§ What this task involves
Each of the records must appear again, exactly as it was written.

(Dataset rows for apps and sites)
= = = = = = =

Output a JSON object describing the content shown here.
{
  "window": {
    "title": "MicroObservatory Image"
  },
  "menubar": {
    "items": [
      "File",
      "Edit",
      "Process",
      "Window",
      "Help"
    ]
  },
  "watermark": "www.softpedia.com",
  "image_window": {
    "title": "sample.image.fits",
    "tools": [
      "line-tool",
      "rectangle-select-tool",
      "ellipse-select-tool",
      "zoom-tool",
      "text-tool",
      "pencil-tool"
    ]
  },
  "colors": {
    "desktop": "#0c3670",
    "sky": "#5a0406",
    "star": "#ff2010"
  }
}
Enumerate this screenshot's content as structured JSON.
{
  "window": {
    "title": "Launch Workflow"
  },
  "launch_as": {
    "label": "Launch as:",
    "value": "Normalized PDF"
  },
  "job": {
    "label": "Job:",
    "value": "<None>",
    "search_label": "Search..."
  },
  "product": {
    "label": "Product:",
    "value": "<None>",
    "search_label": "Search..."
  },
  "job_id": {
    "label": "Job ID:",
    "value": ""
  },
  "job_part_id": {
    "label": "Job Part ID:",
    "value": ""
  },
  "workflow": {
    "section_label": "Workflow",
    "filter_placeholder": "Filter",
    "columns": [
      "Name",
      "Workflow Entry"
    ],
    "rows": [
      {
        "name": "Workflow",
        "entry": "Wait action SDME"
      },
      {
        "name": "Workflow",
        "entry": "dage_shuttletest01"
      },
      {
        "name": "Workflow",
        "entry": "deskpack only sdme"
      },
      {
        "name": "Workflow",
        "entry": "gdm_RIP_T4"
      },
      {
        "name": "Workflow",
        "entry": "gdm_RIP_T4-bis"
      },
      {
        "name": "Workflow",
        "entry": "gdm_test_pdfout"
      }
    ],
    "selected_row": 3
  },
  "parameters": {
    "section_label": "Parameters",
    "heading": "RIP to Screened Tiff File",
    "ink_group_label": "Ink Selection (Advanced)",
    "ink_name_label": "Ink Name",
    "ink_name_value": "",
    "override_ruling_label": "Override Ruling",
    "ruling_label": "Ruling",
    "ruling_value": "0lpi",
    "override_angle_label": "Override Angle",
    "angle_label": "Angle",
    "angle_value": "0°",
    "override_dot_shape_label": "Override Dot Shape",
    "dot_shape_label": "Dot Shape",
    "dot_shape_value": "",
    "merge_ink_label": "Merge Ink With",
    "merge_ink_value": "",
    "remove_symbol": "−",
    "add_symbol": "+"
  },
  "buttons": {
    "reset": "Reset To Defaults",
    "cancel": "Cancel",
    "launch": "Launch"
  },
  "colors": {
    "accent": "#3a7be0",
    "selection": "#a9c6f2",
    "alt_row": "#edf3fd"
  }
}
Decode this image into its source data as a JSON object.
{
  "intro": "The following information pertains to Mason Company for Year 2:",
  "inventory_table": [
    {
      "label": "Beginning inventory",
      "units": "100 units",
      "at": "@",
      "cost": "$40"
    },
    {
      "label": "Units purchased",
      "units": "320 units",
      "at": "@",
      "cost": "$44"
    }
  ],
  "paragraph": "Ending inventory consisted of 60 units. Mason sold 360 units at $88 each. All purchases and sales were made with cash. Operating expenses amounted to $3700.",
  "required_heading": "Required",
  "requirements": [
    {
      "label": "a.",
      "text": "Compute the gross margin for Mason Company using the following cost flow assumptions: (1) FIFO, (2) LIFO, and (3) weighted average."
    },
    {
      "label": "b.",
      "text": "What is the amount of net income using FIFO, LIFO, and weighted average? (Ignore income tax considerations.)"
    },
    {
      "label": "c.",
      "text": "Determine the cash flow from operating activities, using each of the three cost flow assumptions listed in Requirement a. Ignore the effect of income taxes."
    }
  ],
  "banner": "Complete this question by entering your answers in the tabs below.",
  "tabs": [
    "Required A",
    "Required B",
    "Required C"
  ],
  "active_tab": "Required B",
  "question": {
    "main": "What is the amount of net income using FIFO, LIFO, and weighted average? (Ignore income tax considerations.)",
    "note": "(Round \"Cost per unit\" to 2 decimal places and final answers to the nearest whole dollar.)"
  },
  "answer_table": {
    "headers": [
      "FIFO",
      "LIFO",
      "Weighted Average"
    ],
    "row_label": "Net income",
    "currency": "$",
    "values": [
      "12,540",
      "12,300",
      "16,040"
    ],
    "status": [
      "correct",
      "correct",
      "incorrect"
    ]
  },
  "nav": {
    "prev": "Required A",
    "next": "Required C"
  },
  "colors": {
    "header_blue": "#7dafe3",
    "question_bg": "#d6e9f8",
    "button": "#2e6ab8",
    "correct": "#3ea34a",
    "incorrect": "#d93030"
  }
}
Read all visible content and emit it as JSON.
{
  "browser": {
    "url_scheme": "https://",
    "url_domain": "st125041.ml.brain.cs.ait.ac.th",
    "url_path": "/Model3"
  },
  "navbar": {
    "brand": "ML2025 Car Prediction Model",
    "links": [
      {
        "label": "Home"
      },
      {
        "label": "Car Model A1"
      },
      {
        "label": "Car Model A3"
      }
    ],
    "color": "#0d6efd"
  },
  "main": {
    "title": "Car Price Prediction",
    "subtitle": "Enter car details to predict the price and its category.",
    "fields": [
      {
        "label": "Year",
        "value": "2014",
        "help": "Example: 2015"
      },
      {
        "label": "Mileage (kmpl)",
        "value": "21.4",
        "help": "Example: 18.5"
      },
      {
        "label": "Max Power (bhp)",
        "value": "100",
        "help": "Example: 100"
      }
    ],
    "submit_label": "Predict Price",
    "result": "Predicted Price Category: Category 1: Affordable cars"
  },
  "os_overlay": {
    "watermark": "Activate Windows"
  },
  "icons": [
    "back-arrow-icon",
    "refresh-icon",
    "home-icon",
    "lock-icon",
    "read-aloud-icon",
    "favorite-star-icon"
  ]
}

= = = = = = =

§ Solution
Output a JSON object describing the content shown here.
{
  "window": {
    "title": "MicroObservatory Image"
  },
  "menubar": {
    "items": [
      "File",
      "Edit",
      "Process",
      "Window",
      "Help"
    ]
  },
  "watermark": "www.softpedia.com",
  "image_window": {
    "title": "sample.image.fits",
    "tools": [
      "line-tool",
      "rectangle-select-tool",
      "ellipse-select-tool",
      "zoom-tool",
      "text-tool",
      "pencil-tool"
    ]
  },
  "colors": {
    "desktop": "#0c3670",
    "sky": "#5a0406",
    "star": "#ff2010"
  }
}
Enumerate this screenshot's content as structured JSON.
{
  "window": {
    "title": "Launch Workflow"
  },
  "launch_as": {
    "label": "Launch as:",
    "value": "Normalized PDF"
  },
  "job": {
    "label": "Job:",
    "value": "<None>",
    "search_label": "Search..."
  },
  "product": {
    "label": "Product:",
    "value": "<None>",
    "search_label": "Search..."
  },
  "job_id": {
    "label": "Job ID:",
    "value": ""
  },
  "job_part_id": {
    "label": "Job Part ID:",
    "value": ""
  },
  "workflow": {
    "section_label": "Workflow",
    "filter_placeholder": "Filter",
    "columns": [
      "Name",
      "Workflow Entry"
    ],
    "rows": [
      {
        "name": "Workflow",
        "entry": "Wait action SDME"
      },
      {
        "name": "Workflow",
        "entry": "dage_shuttletest01"
      },
      {
        "name": "Workflow",
        "entry": "deskpack only sdme"
      },
      {
        "name": "Workflow",
        "entry": "gdm_RIP_T4"
      },
      {
        "name": "Workflow",
        "entry": "gdm_RIP_T4-bis"
      },
      {
        "name": "Workflow",
        "entry": "gdm_test_pdfout"
      }
    ],
    "selected_row": 3
  },
  "parameters": {
    "section_label": "Parameters",
    "heading": "RIP to Screened Tiff File",
    "ink_group_label": "Ink Selection (Advanced)",
    "ink_name_label": "Ink Name",
    "ink_name_value": "",
    "override_ruling_label": "Override Ruling",
    "ruling_label": "Ruling",
    "ruling_value": "0lpi",
    "override_angle_label": "Override Angle",
    "angle_label": "Angle",
    "angle_value": "0°",
    "override_dot_shape_label": "Override Dot Shape",
    "dot_shape_label": "Dot Shape",
    "dot_shape_value": "",
    "merge_ink_label": "Merge Ink With",
    "merge_ink_value": "",
    "remove_symbol": "−",
    "add_symbol": "+"
  },
  "buttons": {
    "reset": "Reset To Defaults",
    "cancel": "Cancel",
    "launch": "Launch"
  },
  "colors": {
    "accent": "#3a7be0",
    "selection": "#a9c6f2",
    "alt_row": "#edf3fd"
  }
}
Decode this image into its source data as a JSON object.
{
  "intro": "The following information pertains to Mason Company for Year 2:",
  "inventory_table": [
    {
      "label": "Beginning inventory",
      "units": "100 units",
      "at": "@",
      "cost": "$40"
    },
    {
      "label": "Units purchased",
      "units": "320 units",
      "at": "@",
      "cost": "$44"
    }
  ],
  "paragraph": "Ending inventory consisted of 60 units. Mason sold 360 units at $88 each. All purchases and sales were made with cash. Operating expenses amounted to $3700.",
  "required_heading": "Required",
  "requirements": [
    {
      "label": "a.",
      "text": "Compute the gross margin for Mason Company using the following cost flow assumptions: (1) FIFO, (2) LIFO, and (3) weighted average."
    },
    {
      "label": "b.",
      "text": "What is the amount of net income using FIFO, LIFO, and weighted average? (Ignore income tax considerations.)"
    },
    {
      "label": "c.",
      "text": "Determine the cash flow from operating activities, using each of the three cost flow assumptions listed in Requirement a. Ignore the effect of income taxes."
    }
  ],
  "banner": "Complete this question by entering your answers in the tabs below.",
  "tabs": [
    "Required A",
    "Required B",
    "Required C"
  ],
  "active_tab": "Required B",
  "question": {
    "main": "What is the amount of net income using FIFO, LIFO, and weighted average? (Ignore income tax considerations.)",
    "note": "(Round \"Cost per unit\" to 2 decimal places and final answers to the nearest whole dollar.)"
  },
  "answer_table": {
    "headers": [
      "FIFO",
      "LIFO",
      "Weighted Average"
    ],
    "row_label": "Net income",
    "currency": "$",
    "values": [
      "12,540",
      "12,300",
      "16,040"
    ],
    "status": [
      "correct",
      "correct",
      "incorrect"
    ]
  },
  "nav": {
    "prev": "Required A",
    "next": "Required C"
  },
  "colors": {
    "header_blue": "#7dafe3",
    "question_bg": "#d6e9f8",
    "button": "#2e6ab8",
    "correct": "#3ea34a",
    "incorrect": "#d93030"
  }
}
Read all visible content and emit it as JSON.
{
  "browser": {
    "url_scheme": "https://",
    "url_domain": "st125041.ml.brain.cs.ait.ac.th",
    "url_path": "/Model3"
  },
  "navbar": {
    "brand": "ML2025 Car Prediction Model",
    "links": [
      {
        "label": "Home"
      },
      {
        "label": "Car Model A1"
      },
      {
        "label": "Car Model A3"
      }
    ],
    "color": "#0d6efd"
  },
  "main": {
    "title": "Car Price Prediction",
    "subtitle": "Enter car details to predict the price and its category.",
    "fields": [
      {
        "label": "Year",
        "value": "2014",
        "help": "Example: 2015"
      },
      {
        "label": "Mileage (kmpl)",
        "value": "21.4",
        "help": "Example: 18.5"
      },
      {
        "label": "Max Power (bhp)",
        "value": "100",
        "help": "Example: 100"
      }
    ],
    "submit_label": "Predict Price",
    "result": "Predicted Price Category: Category 1: Affordable cars"
  },
  "os_overlay": {
    "watermark": "Activate Windows"
  },
  "icons": [
    "back-arrow-icon",
    "refresh-icon",
    "home-icon",
    "lock-icon",
    "read-aloud-icon",
    "favorite-star-icon"
  ]
}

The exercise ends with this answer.